===== Records
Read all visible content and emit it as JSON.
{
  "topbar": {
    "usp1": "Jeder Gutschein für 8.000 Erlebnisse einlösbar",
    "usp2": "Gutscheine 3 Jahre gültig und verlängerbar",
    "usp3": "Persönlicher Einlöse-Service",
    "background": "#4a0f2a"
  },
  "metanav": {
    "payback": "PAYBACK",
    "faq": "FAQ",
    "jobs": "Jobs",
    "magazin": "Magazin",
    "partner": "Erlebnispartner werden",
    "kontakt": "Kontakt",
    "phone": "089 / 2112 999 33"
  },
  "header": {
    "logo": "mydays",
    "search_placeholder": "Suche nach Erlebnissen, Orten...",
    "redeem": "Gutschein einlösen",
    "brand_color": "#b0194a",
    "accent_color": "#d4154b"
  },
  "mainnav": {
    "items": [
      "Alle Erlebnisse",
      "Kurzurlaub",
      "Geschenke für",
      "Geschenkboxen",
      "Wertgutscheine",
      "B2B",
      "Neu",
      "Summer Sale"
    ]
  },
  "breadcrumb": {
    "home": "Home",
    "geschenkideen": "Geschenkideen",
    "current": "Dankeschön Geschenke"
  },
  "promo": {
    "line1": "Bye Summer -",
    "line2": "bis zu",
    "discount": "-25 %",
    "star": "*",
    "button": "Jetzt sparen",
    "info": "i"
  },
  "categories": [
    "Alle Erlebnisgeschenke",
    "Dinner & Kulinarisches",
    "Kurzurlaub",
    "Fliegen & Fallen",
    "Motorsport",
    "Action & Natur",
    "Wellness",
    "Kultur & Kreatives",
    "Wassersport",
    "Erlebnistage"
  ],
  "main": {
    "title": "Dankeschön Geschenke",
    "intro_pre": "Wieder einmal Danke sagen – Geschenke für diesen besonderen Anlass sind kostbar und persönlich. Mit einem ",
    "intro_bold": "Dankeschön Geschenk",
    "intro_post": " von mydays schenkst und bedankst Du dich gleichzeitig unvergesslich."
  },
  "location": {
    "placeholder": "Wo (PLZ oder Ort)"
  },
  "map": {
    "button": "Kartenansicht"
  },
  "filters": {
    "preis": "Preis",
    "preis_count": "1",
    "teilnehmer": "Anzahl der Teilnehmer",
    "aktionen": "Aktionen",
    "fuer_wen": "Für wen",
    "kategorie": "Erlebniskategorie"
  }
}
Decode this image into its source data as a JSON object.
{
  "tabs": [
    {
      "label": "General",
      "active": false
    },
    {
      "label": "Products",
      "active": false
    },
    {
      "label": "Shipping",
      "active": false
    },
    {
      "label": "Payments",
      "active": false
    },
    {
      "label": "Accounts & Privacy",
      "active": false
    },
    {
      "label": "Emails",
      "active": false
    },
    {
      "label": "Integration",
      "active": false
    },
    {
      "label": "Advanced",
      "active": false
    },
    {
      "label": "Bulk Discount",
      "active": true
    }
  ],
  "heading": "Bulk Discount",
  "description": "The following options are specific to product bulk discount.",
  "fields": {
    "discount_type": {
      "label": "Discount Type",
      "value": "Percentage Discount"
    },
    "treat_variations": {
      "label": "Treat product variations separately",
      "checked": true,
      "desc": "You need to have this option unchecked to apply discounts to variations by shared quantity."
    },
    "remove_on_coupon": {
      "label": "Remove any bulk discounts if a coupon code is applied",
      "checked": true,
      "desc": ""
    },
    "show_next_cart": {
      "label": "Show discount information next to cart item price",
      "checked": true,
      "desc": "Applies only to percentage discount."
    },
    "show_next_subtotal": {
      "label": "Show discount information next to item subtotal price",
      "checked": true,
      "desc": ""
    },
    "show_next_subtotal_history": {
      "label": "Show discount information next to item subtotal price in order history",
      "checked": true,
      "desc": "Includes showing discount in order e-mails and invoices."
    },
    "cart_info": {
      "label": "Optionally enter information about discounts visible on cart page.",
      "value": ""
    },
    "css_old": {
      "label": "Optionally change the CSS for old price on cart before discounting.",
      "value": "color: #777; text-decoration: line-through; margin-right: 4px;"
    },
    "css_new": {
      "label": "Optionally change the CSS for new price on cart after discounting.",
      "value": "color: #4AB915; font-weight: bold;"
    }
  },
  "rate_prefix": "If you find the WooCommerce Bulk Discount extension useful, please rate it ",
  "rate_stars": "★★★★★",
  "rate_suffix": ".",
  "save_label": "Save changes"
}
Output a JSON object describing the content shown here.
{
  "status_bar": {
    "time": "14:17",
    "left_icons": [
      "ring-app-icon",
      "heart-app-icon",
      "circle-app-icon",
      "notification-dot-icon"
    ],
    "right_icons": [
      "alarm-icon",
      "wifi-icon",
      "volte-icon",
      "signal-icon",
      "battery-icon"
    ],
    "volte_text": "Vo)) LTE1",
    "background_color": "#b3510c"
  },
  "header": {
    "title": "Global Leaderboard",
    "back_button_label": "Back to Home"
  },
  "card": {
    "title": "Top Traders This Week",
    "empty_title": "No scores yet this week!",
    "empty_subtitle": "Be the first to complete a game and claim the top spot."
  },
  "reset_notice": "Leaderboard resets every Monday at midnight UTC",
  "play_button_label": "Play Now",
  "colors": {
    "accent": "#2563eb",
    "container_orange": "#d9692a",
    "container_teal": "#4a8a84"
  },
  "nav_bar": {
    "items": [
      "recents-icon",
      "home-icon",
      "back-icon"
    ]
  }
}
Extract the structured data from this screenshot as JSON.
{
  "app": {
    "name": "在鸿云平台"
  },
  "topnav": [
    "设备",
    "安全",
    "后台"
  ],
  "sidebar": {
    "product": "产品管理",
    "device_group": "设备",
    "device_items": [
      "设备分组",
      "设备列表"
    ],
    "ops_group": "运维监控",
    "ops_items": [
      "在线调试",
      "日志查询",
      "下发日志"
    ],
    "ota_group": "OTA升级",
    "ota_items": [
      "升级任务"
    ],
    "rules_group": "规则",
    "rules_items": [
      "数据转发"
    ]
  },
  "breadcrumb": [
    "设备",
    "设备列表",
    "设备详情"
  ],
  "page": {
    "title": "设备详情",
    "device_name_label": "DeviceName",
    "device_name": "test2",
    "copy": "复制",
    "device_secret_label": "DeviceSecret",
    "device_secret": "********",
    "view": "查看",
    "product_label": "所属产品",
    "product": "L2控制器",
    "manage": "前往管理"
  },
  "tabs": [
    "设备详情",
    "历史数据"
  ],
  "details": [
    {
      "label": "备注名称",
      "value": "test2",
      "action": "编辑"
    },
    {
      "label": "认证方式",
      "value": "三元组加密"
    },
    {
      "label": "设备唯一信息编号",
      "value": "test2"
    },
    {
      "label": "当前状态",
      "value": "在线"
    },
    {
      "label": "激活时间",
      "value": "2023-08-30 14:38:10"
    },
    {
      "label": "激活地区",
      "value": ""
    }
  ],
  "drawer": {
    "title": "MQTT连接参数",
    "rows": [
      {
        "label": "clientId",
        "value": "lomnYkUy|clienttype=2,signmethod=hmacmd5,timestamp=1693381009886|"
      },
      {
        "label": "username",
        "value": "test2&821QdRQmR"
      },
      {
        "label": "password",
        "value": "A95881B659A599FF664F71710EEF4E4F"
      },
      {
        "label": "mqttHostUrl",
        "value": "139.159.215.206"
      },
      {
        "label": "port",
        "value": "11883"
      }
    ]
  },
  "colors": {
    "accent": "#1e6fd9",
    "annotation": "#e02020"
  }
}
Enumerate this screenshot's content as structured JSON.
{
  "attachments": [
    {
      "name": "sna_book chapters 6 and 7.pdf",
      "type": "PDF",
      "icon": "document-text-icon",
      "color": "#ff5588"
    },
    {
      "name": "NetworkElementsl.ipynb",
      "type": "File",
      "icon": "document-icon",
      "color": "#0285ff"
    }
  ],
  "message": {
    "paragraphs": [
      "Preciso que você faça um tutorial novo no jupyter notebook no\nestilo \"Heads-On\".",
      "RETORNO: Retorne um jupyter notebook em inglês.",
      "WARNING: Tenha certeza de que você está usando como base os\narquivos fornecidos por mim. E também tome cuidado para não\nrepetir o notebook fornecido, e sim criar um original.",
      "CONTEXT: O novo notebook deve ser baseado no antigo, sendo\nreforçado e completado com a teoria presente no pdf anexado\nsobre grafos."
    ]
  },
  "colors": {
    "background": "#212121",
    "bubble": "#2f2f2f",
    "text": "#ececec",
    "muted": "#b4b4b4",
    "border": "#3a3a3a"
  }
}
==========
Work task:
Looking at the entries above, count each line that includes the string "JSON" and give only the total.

Response to the exercise:
5